Print every record exactly, but leave out the pictures.

**Extracted entries:**
......
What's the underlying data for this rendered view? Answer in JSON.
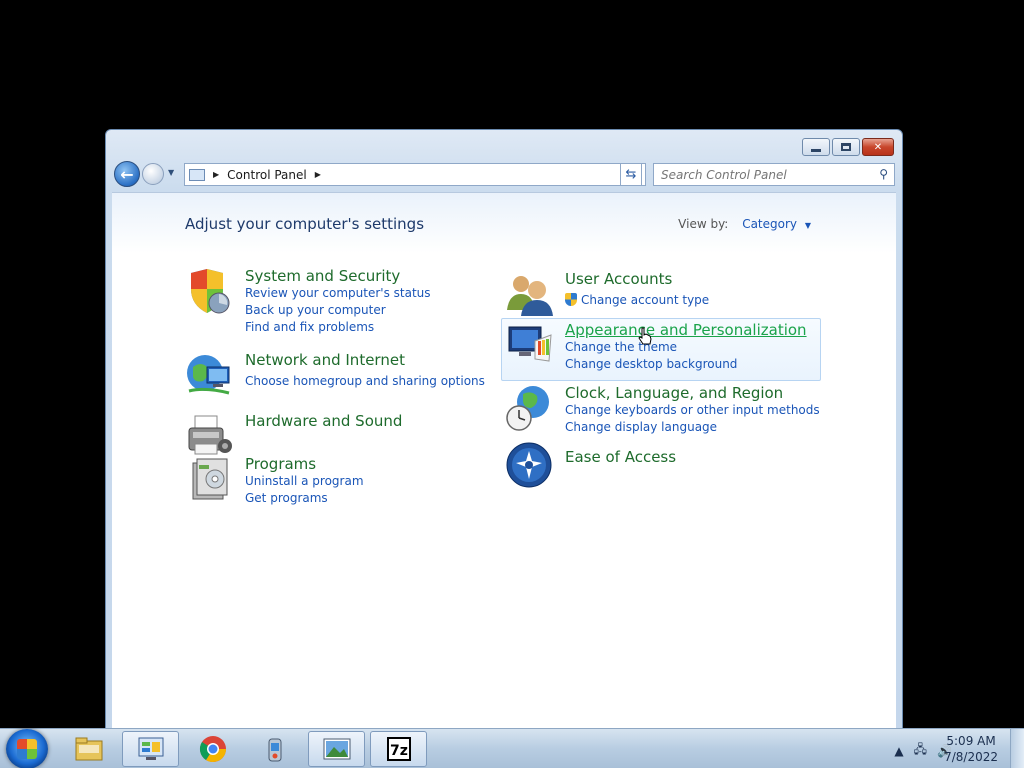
{
  "window": {
    "controls": {
      "minimize": "▭",
      "maximize": "□",
      "close": "✕"
    }
  },
  "navbar": {
    "address_path": [
      "Control Panel"
    ],
    "search_placeholder": "Search Control Panel"
  },
  "page": {
    "title": "Adjust your computer's settings",
    "view_by_label": "View by:",
    "view_by_value": "Category"
  },
  "categories_left": [
    {
      "title": "System and Security",
      "icon": "shield-icon",
      "links": [
        "Review your computer's status",
        "Back up your computer",
        "Find and fix problems"
      ]
    },
    {
      "title": "Network and Internet",
      "icon": "network-globe-icon",
      "links": [
        "Choose homegroup and sharing options"
      ]
    },
    {
      "title": "Hardware and Sound",
      "icon": "printer-icon",
      "links": []
    },
    {
      "title": "Programs",
      "icon": "programs-box-icon",
      "links": [
        "Uninstall a program",
        "Get programs"
      ]
    }
  ],
  "categories_right": [
    {
      "title": "User Accounts",
      "icon": "users-icon",
      "links": [
        "Change account type"
      ]
    },
    {
      "title": "Appearance and Personalization",
      "icon": "monitor-palette-icon",
      "links": [
        "Change the theme",
        "Change desktop background"
      ]
    },
    {
      "title": "Clock, Language, and Region",
      "icon": "globe-clock-icon",
      "links": [
        "Change keyboards or other input methods",
        "Change display language"
      ]
    },
    {
      "title": "Ease of Access",
      "icon": "ease-of-access-icon",
      "links": []
    }
  ],
  "taskbar": {
    "apps": [
      "file-explorer-icon",
      "control-panel-icon",
      "chrome-icon",
      "recycle-bin-icon",
      "image-viewer-icon",
      "7zip-icon"
    ],
    "clock_time": "5:09 AM",
    "clock_date": "7/8/2022"
  }
}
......
**Response to this exercise:**
What's the underlying data for this rendered view? Answer in JSON.
{
  "window": {
    "controls": {
      "minimize": "▭",
      "maximize": "□",
      "close": "✕"
    }
  },
  "navbar": {
    "address_path": [
      "Control Panel"
    ],
    "search_placeholder": "Search Control Panel"
  },
  "page": {
    "title": "Adjust your computer's settings",
    "view_by_label": "View by:",
    "view_by_value": "Category"
  },
  "categories_left": [
    {
      "title": "System and Security",
      "icon": "shield-icon",
      "links": [
        "Review your computer's status",
        "Back up your computer",
        "Find and fix problems"
      ]
    },
    {
      "title": "Network and Internet",
      "icon": "network-globe-icon",
      "links": [
        "Choose homegroup and sharing options"
      ]
    },
    {
      "title": "Hardware and Sound",
      "icon": "printer-icon",
      "links": []
    },
    {
      "title": "Programs",
      "icon": "programs-box-icon",
      "links": [
        "Uninstall a program",
        "Get programs"
      ]
    }
  ],
  "categories_right": [
    {
      "title": "User Accounts",
      "icon": "users-icon",
      "links": [
        "Change account type"
      ]
    },
    {
      "title": "Appearance and Personalization",
      "icon": "monitor-palette-icon",
      "links": [
        "Change the theme",
        "Change desktop background"
      ]
    },
    {
      "title": "Clock, Language, and Region",
      "icon": "globe-clock-icon",
      "links": [
        "Change keyboards or other input methods",
        "Change display language"
      ]
    },
    {
      "title": "Ease of Access",
      "icon": "ease-of-access-icon",
      "links": []
    }
  ],
  "taskbar": {
    "apps": [
      "file-explorer-icon",
      "control-panel-icon",
      "chrome-icon",
      "recycle-bin-icon",
      "image-viewer-icon",
      "7zip-icon"
    ],
    "clock_time": "5:09 AM",
    "clock_date": "7/8/2022"
  }
}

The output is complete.